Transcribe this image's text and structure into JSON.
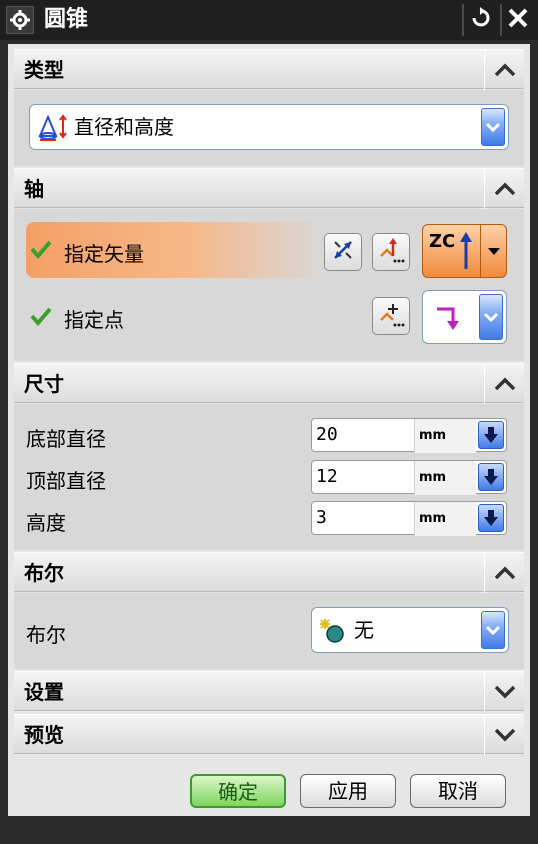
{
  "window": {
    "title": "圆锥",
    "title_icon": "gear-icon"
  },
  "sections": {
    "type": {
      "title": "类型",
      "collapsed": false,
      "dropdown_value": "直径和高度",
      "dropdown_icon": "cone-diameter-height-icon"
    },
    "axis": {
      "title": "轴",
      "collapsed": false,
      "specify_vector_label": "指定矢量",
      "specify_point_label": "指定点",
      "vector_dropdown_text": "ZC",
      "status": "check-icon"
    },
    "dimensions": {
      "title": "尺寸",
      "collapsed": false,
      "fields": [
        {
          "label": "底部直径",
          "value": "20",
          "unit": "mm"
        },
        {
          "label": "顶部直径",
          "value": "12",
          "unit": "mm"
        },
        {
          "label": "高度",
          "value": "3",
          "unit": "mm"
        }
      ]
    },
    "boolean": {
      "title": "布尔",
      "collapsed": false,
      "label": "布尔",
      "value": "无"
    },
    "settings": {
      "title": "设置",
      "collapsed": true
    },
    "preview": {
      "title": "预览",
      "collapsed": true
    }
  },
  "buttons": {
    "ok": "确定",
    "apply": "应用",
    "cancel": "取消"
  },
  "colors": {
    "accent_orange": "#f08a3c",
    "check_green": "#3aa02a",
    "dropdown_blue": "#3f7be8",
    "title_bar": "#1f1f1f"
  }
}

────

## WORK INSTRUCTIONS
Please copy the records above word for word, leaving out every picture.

## FINISHED TASK
Transcribe this image's text and structure into JSON.
{
  "window": {
    "title": "圆锥",
    "title_icon": "gear-icon"
  },
  "sections": {
    "type": {
      "title": "类型",
      "collapsed": false,
      "dropdown_value": "直径和高度",
      "dropdown_icon": "cone-diameter-height-icon"
    },
    "axis": {
      "title": "轴",
      "collapsed": false,
      "specify_vector_label": "指定矢量",
      "specify_point_label": "指定点",
      "vector_dropdown_text": "ZC",
      "status": "check-icon"
    },
    "dimensions": {
      "title": "尺寸",
      "collapsed": false,
      "fields": [
        {
          "label": "底部直径",
          "value": "20",
          "unit": "mm"
        },
        {
          "label": "顶部直径",
          "value": "12",
          "unit": "mm"
        },
        {
          "label": "高度",
          "value": "3",
          "unit": "mm"
        }
      ]
    },
    "boolean": {
      "title": "布尔",
      "collapsed": false,
      "label": "布尔",
      "value": "无"
    },
    "settings": {
      "title": "设置",
      "collapsed": true
    },
    "preview": {
      "title": "预览",
      "collapsed": true
    }
  },
  "buttons": {
    "ok": "确定",
    "apply": "应用",
    "cancel": "取消"
  },
  "colors": {
    "accent_orange": "#f08a3c",
    "check_green": "#3aa02a",
    "dropdown_blue": "#3f7be8",
    "title_bar": "#1f1f1f"
  }
}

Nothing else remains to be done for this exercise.